A set of records appears below. Print them all, word for word.

Items from an interface collection
● ● ● ●

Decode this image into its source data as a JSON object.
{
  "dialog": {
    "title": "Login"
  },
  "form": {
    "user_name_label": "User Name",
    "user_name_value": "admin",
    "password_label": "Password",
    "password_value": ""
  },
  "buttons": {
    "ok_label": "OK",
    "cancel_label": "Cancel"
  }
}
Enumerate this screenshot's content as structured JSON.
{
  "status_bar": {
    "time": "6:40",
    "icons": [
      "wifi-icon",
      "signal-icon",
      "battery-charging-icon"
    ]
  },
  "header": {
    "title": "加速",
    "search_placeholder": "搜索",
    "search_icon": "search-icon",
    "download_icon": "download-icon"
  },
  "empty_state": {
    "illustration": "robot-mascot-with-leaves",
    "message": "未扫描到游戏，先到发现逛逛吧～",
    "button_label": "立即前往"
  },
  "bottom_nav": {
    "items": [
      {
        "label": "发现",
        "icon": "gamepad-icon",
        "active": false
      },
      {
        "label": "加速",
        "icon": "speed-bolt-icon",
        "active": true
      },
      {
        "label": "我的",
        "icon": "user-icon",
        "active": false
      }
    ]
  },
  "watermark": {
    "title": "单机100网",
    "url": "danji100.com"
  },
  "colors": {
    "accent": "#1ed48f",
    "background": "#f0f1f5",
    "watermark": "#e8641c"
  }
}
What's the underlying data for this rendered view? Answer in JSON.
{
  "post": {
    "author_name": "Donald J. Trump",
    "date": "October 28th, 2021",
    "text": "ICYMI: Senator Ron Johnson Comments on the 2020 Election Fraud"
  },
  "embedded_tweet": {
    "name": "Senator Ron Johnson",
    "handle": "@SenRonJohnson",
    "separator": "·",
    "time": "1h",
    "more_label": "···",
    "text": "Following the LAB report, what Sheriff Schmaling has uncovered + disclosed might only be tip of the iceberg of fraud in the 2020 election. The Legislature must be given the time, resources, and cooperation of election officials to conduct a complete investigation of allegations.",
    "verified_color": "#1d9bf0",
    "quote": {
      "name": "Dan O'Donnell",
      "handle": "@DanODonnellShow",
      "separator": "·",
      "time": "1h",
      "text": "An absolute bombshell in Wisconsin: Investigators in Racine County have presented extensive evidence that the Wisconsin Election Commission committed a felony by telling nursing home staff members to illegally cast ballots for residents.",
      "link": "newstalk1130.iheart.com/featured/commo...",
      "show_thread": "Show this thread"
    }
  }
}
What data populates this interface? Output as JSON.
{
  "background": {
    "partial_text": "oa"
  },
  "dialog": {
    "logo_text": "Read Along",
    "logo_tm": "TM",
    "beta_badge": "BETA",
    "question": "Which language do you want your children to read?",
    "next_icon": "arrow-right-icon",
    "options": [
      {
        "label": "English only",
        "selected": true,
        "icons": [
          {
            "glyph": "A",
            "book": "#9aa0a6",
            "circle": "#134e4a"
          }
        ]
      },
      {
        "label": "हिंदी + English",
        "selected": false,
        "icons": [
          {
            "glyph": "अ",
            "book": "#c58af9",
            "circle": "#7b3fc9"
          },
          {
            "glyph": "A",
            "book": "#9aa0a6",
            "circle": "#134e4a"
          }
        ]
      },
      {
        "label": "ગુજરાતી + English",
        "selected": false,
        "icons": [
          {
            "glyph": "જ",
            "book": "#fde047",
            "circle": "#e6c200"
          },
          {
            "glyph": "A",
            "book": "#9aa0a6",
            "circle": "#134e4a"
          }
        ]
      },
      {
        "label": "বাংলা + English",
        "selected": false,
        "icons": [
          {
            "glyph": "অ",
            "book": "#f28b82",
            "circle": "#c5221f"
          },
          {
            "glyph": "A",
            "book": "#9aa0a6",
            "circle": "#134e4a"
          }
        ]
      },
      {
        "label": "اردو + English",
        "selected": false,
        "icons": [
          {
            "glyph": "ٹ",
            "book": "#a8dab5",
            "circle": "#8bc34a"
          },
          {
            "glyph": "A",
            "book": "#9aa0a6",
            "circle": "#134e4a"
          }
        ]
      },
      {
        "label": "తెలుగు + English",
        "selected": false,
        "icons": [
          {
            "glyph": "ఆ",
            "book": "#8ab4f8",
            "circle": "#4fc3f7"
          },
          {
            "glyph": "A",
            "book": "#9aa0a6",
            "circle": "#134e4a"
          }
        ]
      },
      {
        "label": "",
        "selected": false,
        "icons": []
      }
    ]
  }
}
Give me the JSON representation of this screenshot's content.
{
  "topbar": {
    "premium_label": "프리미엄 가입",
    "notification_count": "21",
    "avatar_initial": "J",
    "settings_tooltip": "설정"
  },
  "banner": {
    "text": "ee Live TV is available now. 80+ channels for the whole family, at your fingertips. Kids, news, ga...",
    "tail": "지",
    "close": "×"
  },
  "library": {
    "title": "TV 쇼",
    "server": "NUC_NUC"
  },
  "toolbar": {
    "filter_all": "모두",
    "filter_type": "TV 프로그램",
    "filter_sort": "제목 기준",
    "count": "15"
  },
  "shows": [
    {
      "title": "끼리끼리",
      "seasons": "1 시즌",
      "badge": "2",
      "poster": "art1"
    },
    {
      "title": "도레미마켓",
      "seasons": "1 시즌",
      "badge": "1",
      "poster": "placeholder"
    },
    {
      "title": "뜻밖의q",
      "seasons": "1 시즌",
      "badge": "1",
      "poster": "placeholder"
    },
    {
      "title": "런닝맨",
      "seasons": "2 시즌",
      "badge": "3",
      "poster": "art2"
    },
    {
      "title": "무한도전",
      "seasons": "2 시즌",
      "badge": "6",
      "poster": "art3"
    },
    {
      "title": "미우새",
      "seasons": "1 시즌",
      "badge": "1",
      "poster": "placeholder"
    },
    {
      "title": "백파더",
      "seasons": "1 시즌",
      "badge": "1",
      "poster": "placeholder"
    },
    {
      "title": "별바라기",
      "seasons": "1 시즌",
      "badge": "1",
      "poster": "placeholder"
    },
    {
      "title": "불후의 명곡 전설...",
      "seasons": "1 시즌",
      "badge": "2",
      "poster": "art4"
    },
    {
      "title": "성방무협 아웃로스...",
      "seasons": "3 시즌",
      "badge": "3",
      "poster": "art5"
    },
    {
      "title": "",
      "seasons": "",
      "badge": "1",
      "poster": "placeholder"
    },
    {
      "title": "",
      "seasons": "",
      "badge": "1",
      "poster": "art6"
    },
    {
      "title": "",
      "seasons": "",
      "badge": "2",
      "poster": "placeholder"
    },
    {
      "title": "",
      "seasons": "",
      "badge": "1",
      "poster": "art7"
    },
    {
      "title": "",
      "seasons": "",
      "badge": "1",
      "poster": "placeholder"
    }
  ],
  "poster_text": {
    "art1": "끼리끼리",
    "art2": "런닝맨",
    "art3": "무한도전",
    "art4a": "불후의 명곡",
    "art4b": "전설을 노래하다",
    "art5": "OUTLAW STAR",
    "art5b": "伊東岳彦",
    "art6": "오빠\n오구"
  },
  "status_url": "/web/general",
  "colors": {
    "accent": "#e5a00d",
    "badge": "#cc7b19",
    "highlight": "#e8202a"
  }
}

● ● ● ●

• **Output for this task**:
Decode this image into its source data as a JSON object.
{
  "dialog": {
    "title": "Login"
  },
  "form": {
    "user_name_label": "User Name",
    "user_name_value": "admin",
    "password_label": "Password",
    "password_value": ""
  },
  "buttons": {
    "ok_label": "OK",
    "cancel_label": "Cancel"
  }
}
Enumerate this screenshot's content as structured JSON.
{
  "status_bar": {
    "time": "6:40",
    "icons": [
      "wifi-icon",
      "signal-icon",
      "battery-charging-icon"
    ]
  },
  "header": {
    "title": "加速",
    "search_placeholder": "搜索",
    "search_icon": "search-icon",
    "download_icon": "download-icon"
  },
  "empty_state": {
    "illustration": "robot-mascot-with-leaves",
    "message": "未扫描到游戏，先到发现逛逛吧～",
    "button_label": "立即前往"
  },
  "bottom_nav": {
    "items": [
      {
        "label": "发现",
        "icon": "gamepad-icon",
        "active": false
      },
      {
        "label": "加速",
        "icon": "speed-bolt-icon",
        "active": true
      },
      {
        "label": "我的",
        "icon": "user-icon",
        "active": false
      }
    ]
  },
  "watermark": {
    "title": "单机100网",
    "url": "danji100.com"
  },
  "colors": {
    "accent": "#1ed48f",
    "background": "#f0f1f5",
    "watermark": "#e8641c"
  }
}
What's the underlying data for this rendered view? Answer in JSON.
{
  "post": {
    "author_name": "Donald J. Trump",
    "date": "October 28th, 2021",
    "text": "ICYMI: Senator Ron Johnson Comments on the 2020 Election Fraud"
  },
  "embedded_tweet": {
    "name": "Senator Ron Johnson",
    "handle": "@SenRonJohnson",
    "separator": "·",
    "time": "1h",
    "more_label": "···",
    "text": "Following the LAB report, what Sheriff Schmaling has uncovered + disclosed might only be tip of the iceberg of fraud in the 2020 election. The Legislature must be given the time, resources, and cooperation of election officials to conduct a complete investigation of allegations.",
    "verified_color": "#1d9bf0",
    "quote": {
      "name": "Dan O'Donnell",
      "handle": "@DanODonnellShow",
      "separator": "·",
      "time": "1h",
      "text": "An absolute bombshell in Wisconsin: Investigators in Racine County have presented extensive evidence that the Wisconsin Election Commission committed a felony by telling nursing home staff members to illegally cast ballots for residents.",
      "link": "newstalk1130.iheart.com/featured/commo...",
      "show_thread": "Show this thread"
    }
  }
}
What data populates this interface? Output as JSON.
{
  "background": {
    "partial_text": "oa"
  },
  "dialog": {
    "logo_text": "Read Along",
    "logo_tm": "TM",
    "beta_badge": "BETA",
    "question": "Which language do you want your children to read?",
    "next_icon": "arrow-right-icon",
    "options": [
      {
        "label": "English only",
        "selected": true,
        "icons": [
          {
            "glyph": "A",
            "book": "#9aa0a6",
            "circle": "#134e4a"
          }
        ]
      },
      {
        "label": "हिंदी + English",
        "selected": false,
        "icons": [
          {
            "glyph": "अ",
            "book": "#c58af9",
            "circle": "#7b3fc9"
          },
          {
            "glyph": "A",
            "book": "#9aa0a6",
            "circle": "#134e4a"
          }
        ]
      },
      {
        "label": "ગુજરાતી + English",
        "selected": false,
        "icons": [
          {
            "glyph": "જ",
            "book": "#fde047",
            "circle": "#e6c200"
          },
          {
            "glyph": "A",
            "book": "#9aa0a6",
            "circle": "#134e4a"
          }
        ]
      },
      {
        "label": "বাংলা + English",
        "selected": false,
        "icons": [
          {
            "glyph": "অ",
            "book": "#f28b82",
            "circle": "#c5221f"
          },
          {
            "glyph": "A",
            "book": "#9aa0a6",
            "circle": "#134e4a"
          }
        ]
      },
      {
        "label": "اردو + English",
        "selected": false,
        "icons": [
          {
            "glyph": "ٹ",
            "book": "#a8dab5",
            "circle": "#8bc34a"
          },
          {
            "glyph": "A",
            "book": "#9aa0a6",
            "circle": "#134e4a"
          }
        ]
      },
      {
        "label": "తెలుగు + English",
        "selected": false,
        "icons": [
          {
            "glyph": "ఆ",
            "book": "#8ab4f8",
            "circle": "#4fc3f7"
          },
          {
            "glyph": "A",
            "book": "#9aa0a6",
            "circle": "#134e4a"
          }
        ]
      },
      {
        "label": "",
        "selected": false,
        "icons": []
      }
    ]
  }
}
Give me the JSON representation of this screenshot's content.
{
  "topbar": {
    "premium_label": "프리미엄 가입",
    "notification_count": "21",
    "avatar_initial": "J",
    "settings_tooltip": "설정"
  },
  "banner": {
    "text": "ee Live TV is available now. 80+ channels for the whole family, at your fingertips. Kids, news, ga...",
    "tail": "지",
    "close": "×"
  },
  "library": {
    "title": "TV 쇼",
    "server": "NUC_NUC"
  },
  "toolbar": {
    "filter_all": "모두",
    "filter_type": "TV 프로그램",
    "filter_sort": "제목 기준",
    "count": "15"
  },
  "shows": [
    {
      "title": "끼리끼리",
      "seasons": "1 시즌",
      "badge": "2",
      "poster": "art1"
    },
    {
      "title": "도레미마켓",
      "seasons": "1 시즌",
      "badge": "1",
      "poster": "placeholder"
    },
    {
      "title": "뜻밖의q",
      "seasons": "1 시즌",
      "badge": "1",
      "poster": "placeholder"
    },
    {
      "title": "런닝맨",
      "seasons": "2 시즌",
      "badge": "3",
      "poster": "art2"
    },
    {
      "title": "무한도전",
      "seasons": "2 시즌",
      "badge": "6",
      "poster": "art3"
    },
    {
      "title": "미우새",
      "seasons": "1 시즌",
      "badge": "1",
      "poster": "placeholder"
    },
    {
      "title": "백파더",
      "seasons": "1 시즌",
      "badge": "1",
      "poster": "placeholder"
    },
    {
      "title": "별바라기",
      "seasons": "1 시즌",
      "badge": "1",
      "poster": "placeholder"
    },
    {
      "title": "불후의 명곡 전설...",
      "seasons": "1 시즌",
      "badge": "2",
      "poster": "art4"
    },
    {
      "title": "성방무협 아웃로스...",
      "seasons": "3 시즌",
      "badge": "3",
      "poster": "art5"
    },
    {
      "title": "",
      "seasons": "",
      "badge": "1",
      "poster": "placeholder"
    },
    {
      "title": "",
      "seasons": "",
      "badge": "1",
      "poster": "art6"
    },
    {
      "title": "",
      "seasons": "",
      "badge": "2",
      "poster": "placeholder"
    },
    {
      "title": "",
      "seasons": "",
      "badge": "1",
      "poster": "art7"
    },
    {
      "title": "",
      "seasons": "",
      "badge": "1",
      "poster": "placeholder"
    }
  ],
  "poster_text": {
    "art1": "끼리끼리",
    "art2": "런닝맨",
    "art3": "무한도전",
    "art4a": "불후의 명곡",
    "art4b": "전설을 노래하다",
    "art5": "OUTLAW STAR",
    "art5b": "伊東岳彦",
    "art6": "오빠\n오구"
  },
  "status_url": "/web/general",
  "colors": {
    "accent": "#e5a00d",
    "badge": "#cc7b19",
    "highlight": "#e8202a"
  }
}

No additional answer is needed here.